We used to have two gorgeous handmade wooden sand trays at our agency but when our boss left she naturally took her toys with her and that included the sand trays. I knew they were leaving but didn’t think much of it because I figured we’d get out the old Rubbermaid boxes we used to use and I thought, well, they aren’t as lovely but what the heck, they’ll work just fine.
Funny thing, though — they don’t work nearly as well.
An official sand tray is wooden and is painted blue inside (to symbolize water). They come in different sizes (and some of them are round) but the standard size is around 24″ x 30″ and about 3″ to 4″ deep. The reason they’re so big is they’re meant to hold an entire world. The reason they’re not even bigger is that they’re meant to hold that world in a space small enough that the child can see all of it without turning her head.
The Rubbermaid containers are smaller and they’re not as pretty. The small size matters because the kids who are used to the bigger trays are annoyed to find the worlds they make are now all cramped up. And the prettiness matters because the toys we use are our means to communicate with our clients and the better our tools, the more we are conveying our respect for what they have to say. I believe that the respect that comes with working in a solid, lovely sand tray makes a difference in how welcomed the child feels in our sessions together and the Rubbermaid fix — while workable — doesn’t have that same gravity and consideration.

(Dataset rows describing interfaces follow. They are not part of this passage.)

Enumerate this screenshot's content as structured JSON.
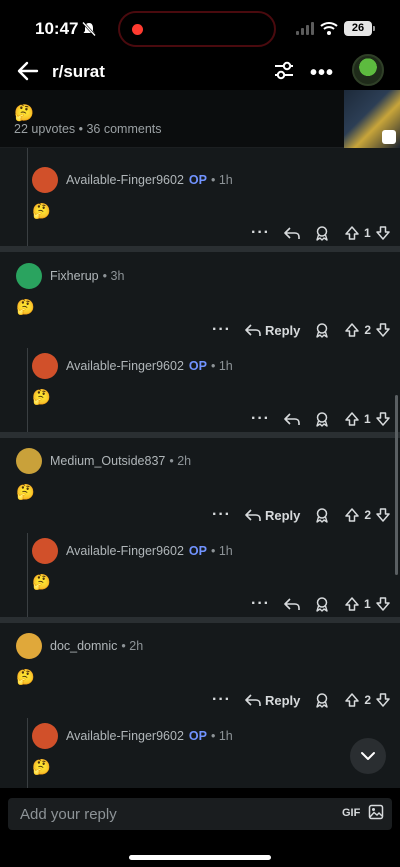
{
  "status": {
    "time": "10:47",
    "battery": "26"
  },
  "nav": {
    "subreddit": "r/surat"
  },
  "post": {
    "emoji": "🤔",
    "meta": "22 upvotes • 36 comments"
  },
  "comments": [
    {
      "kind": "reply",
      "username": "Available-Finger9602",
      "op": "OP",
      "time": "• 1h",
      "body": "🤔",
      "votes": "1",
      "avatar_color": "#d1502a"
    },
    {
      "kind": "top",
      "username": "Fixherup",
      "time": "• 3h",
      "body": "🤔",
      "reply_label": "Reply",
      "votes": "2",
      "avatar_color": "#2aa35f"
    },
    {
      "kind": "reply",
      "username": "Available-Finger9602",
      "op": "OP",
      "time": "• 1h",
      "body": "🤔",
      "votes": "1",
      "avatar_color": "#d1502a"
    },
    {
      "kind": "top",
      "username": "Medium_Outside837",
      "time": "• 2h",
      "body": "🤔",
      "reply_label": "Reply",
      "votes": "2",
      "avatar_color": "#c9a13a"
    },
    {
      "kind": "reply",
      "username": "Available-Finger9602",
      "op": "OP",
      "time": "• 1h",
      "body": "🤔",
      "votes": "1",
      "avatar_color": "#d1502a"
    },
    {
      "kind": "top",
      "username": "doc_domnic",
      "time": "• 2h",
      "body": "🤔",
      "reply_label": "Reply",
      "votes": "2",
      "avatar_color": "#e0a83a"
    },
    {
      "kind": "reply",
      "username": "Available-Finger9602",
      "op": "OP",
      "time": "• 1h",
      "body": "🤔",
      "avatar_color": "#d1502a"
    }
  ],
  "reply_bar": {
    "placeholder": "Add your reply",
    "gif_label": "GIF"
  }
}
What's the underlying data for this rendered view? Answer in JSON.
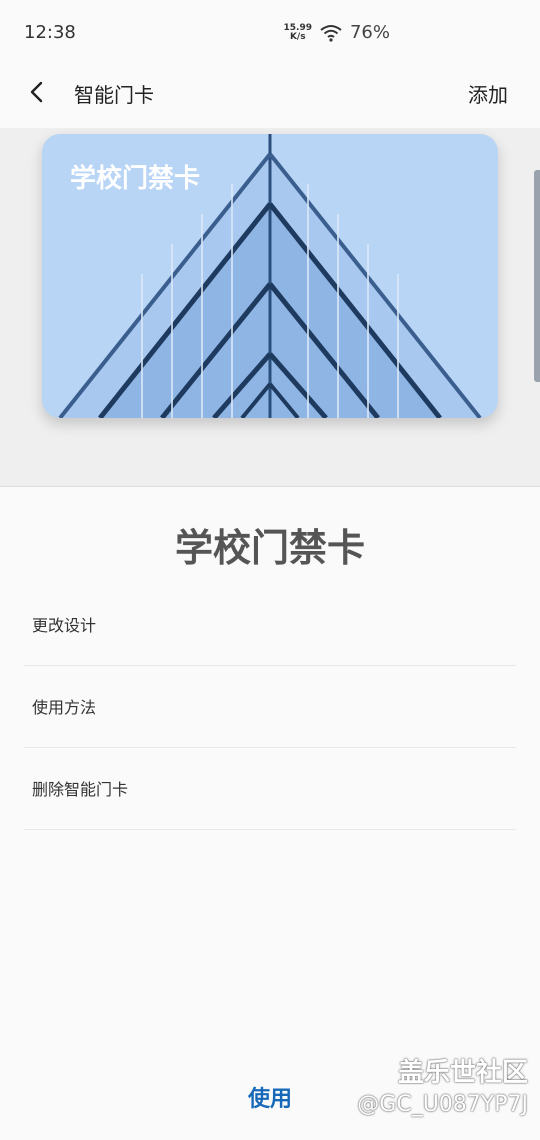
{
  "status_bar": {
    "time": "12:38",
    "net_speed_value": "15.99",
    "net_speed_unit": "K/s",
    "battery": "76%"
  },
  "app_bar": {
    "title": "智能门卡",
    "add_label": "添加"
  },
  "card": {
    "label": "学校门禁卡",
    "bg_color": "#b9d5f6"
  },
  "sheet": {
    "title": "学校门禁卡",
    "items": [
      {
        "label": "更改设计"
      },
      {
        "label": "使用方法"
      },
      {
        "label": "删除智能门卡"
      }
    ],
    "use_label": "使用",
    "accent_color": "#1769b8"
  },
  "watermark": {
    "title": "盖乐世社区",
    "handle": "@GC_U087YP7J"
  }
}
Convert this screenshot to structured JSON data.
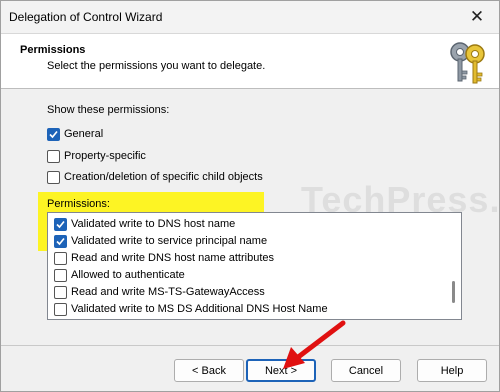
{
  "window": {
    "title": "Delegation of Control Wizard"
  },
  "header": {
    "title": "Permissions",
    "subtitle": "Select the permissions you want to delegate."
  },
  "show_permissions": {
    "label": "Show these permissions:",
    "options": [
      {
        "label": "General",
        "checked": true
      },
      {
        "label": "Property-specific",
        "checked": false
      },
      {
        "label": "Creation/deletion of specific child objects",
        "checked": false
      }
    ]
  },
  "permissions": {
    "label": "Permissions:",
    "items": [
      {
        "label": "Validated write to DNS host name",
        "checked": true
      },
      {
        "label": "Validated write to service principal name",
        "checked": true
      },
      {
        "label": "Read and write DNS host name attributes",
        "checked": false
      },
      {
        "label": "Allowed to authenticate",
        "checked": false
      },
      {
        "label": "Read and write MS-TS-GatewayAccess",
        "checked": false
      },
      {
        "label": "Validated write to MS DS Additional DNS Host Name",
        "checked": false
      }
    ]
  },
  "watermark": "TechPress.net",
  "buttons": {
    "back": "< Back",
    "next": "Next >",
    "cancel": "Cancel",
    "help": "Help"
  },
  "colors": {
    "accent": "#1d63b8",
    "highlight": "#fff500",
    "annotation_arrow": "#e01010"
  }
}
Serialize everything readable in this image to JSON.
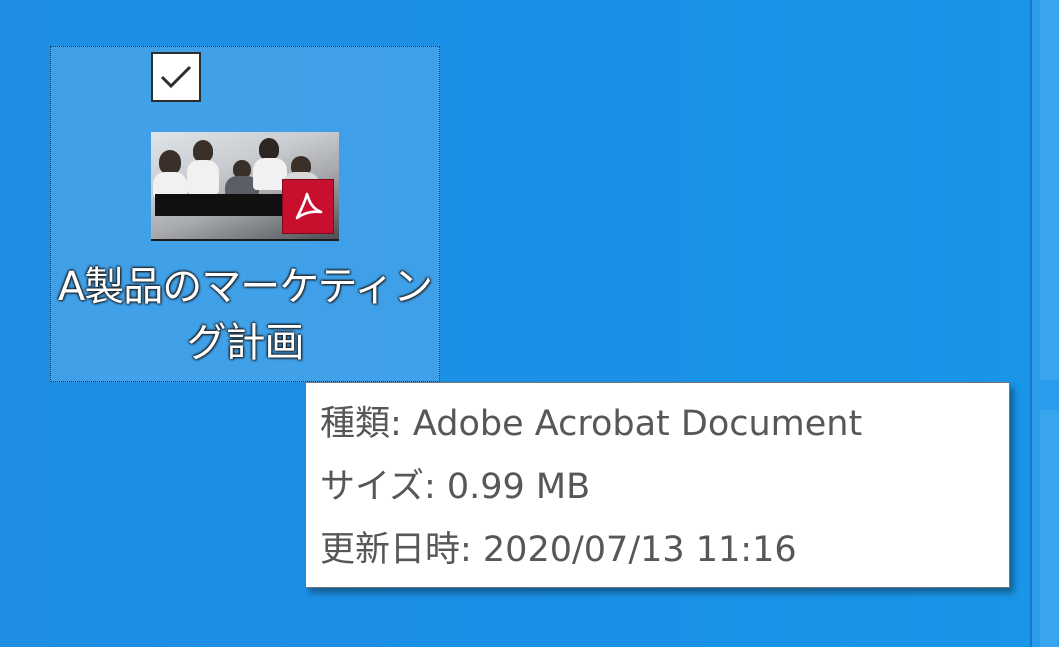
{
  "desktop": {
    "file_icon": {
      "name": "A製品のマーケティング計画",
      "name_line1": "A製品のマーケティン",
      "name_line2": "グ計画",
      "selected": true,
      "checkbox_checked": true,
      "thumbnail_icon": "pdf-document-thumbnail",
      "badge_icon": "adobe-acrobat-icon"
    }
  },
  "tooltip": {
    "type_label": "種類: Adobe Acrobat Document",
    "size_label": "サイズ: 0.99 MB",
    "modified_label": "更新日時: 2020/07/13 11:16"
  },
  "colors": {
    "desktop_background": "#1a90e6",
    "selection_fill": "#78bef0",
    "pdf_badge": "#c8102e",
    "tooltip_text": "#575757"
  }
}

I didn’t have a sand tray for my private practice because I was holding out for a good one and they’re not cheap. I kept thinking about giving in and buying something makeshift but I didn’t want to compromise. Once I saw the difference our switch to the Rubbermaid containers made in my sessions at the agency, I became even more determined to wait until I could get a good, solid, wooden tray.

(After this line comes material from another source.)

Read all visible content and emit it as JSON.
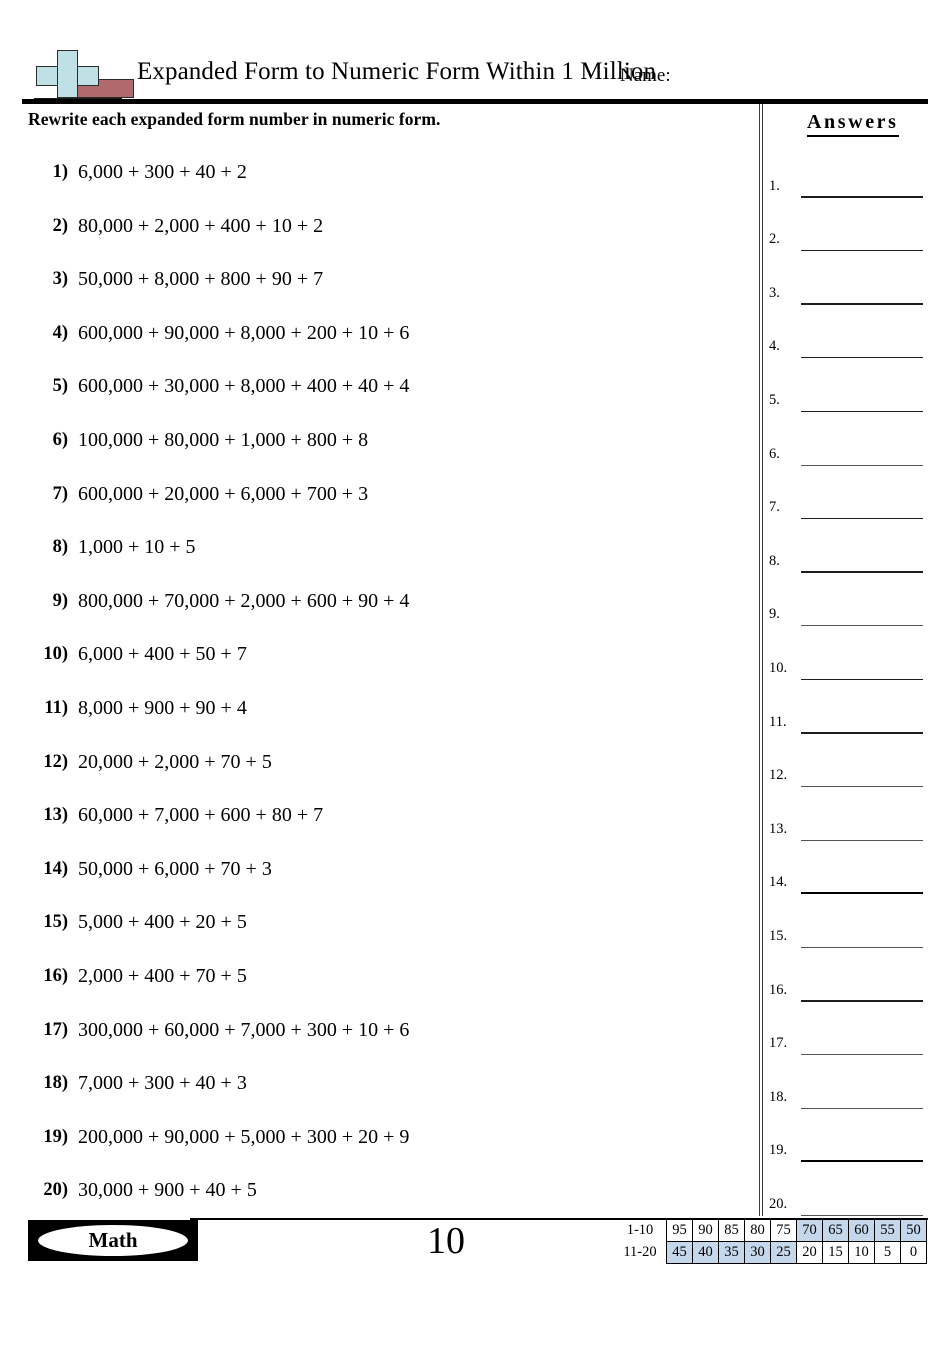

Then I found these instructions for making your own. Hurray!
Now I’m not handy so I knew that I wasn’t up for the task but when I was talking to my father-in-law about it he volunteered to make me one. And he did and it is beautiful and I am thrilled.I’m still working on building up my miniature collection and exploring ways to display it to make it accessible (right now it’s a jumble). I’m thinking about using molding to create shelves for the figures but want to make sure that they’re not prone to tumbling off before I start drilling holes in the wall.

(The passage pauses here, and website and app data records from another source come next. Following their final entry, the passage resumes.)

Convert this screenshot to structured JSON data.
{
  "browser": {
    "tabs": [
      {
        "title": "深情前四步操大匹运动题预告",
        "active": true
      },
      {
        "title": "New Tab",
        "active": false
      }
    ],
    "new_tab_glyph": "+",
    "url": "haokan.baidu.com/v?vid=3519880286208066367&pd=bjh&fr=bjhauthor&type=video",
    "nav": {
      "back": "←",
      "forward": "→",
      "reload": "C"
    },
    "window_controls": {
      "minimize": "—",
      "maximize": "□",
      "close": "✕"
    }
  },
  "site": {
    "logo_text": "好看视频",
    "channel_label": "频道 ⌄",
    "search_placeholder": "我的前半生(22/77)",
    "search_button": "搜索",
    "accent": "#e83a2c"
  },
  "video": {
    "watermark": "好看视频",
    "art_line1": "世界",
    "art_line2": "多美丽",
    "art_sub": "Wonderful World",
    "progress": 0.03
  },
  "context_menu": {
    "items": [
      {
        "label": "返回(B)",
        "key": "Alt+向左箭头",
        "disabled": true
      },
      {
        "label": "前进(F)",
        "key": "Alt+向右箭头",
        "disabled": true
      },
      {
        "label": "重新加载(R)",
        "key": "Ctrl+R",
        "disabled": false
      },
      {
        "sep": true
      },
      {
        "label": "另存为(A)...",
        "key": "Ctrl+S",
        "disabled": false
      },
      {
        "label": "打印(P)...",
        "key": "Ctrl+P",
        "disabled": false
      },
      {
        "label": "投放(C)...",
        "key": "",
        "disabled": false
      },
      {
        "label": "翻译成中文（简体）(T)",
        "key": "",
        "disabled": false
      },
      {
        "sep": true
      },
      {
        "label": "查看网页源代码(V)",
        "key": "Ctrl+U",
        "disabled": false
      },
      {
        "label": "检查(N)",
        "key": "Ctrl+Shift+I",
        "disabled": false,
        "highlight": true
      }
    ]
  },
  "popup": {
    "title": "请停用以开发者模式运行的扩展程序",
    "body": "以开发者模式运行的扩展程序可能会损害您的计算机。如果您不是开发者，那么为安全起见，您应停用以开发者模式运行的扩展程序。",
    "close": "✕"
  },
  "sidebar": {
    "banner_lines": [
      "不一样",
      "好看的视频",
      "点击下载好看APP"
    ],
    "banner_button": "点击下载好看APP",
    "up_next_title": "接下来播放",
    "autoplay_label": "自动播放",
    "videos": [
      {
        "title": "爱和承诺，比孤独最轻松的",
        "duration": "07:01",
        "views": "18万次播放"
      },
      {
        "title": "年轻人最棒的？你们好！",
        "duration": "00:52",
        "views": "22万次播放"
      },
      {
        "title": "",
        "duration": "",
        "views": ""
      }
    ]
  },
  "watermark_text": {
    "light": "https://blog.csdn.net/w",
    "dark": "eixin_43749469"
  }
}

I love using the sand tray with my clients. It’s such a great way for a less verbal child to communicate with me and it calms down the sensory seekers like nothing else (except maybe play dough). Children who are feeling shy about choosing toys in the playroom will generally dive into sand tray work much more quickly and then it seems once they’ve established their place in the sand then they are able to transfer that sense of ownership over to the rest of the toys.
It’s also a useful way to get a better understanding of relationships since families can create trays together. Watching two brothers negotiate a world together gives me a glimpse of how they work together (or don’t) at home.
A sand tray is an important investment for anyone doing play therapy and getting a good one is definitely worth the time or money. (I tried to talk my father-in-law into making himself available for building one for local friends but he said that while it was an easy project, it’s not something he’s rushing to do again. But he does encourage the handy among you not to be afraid of trying to build your own.)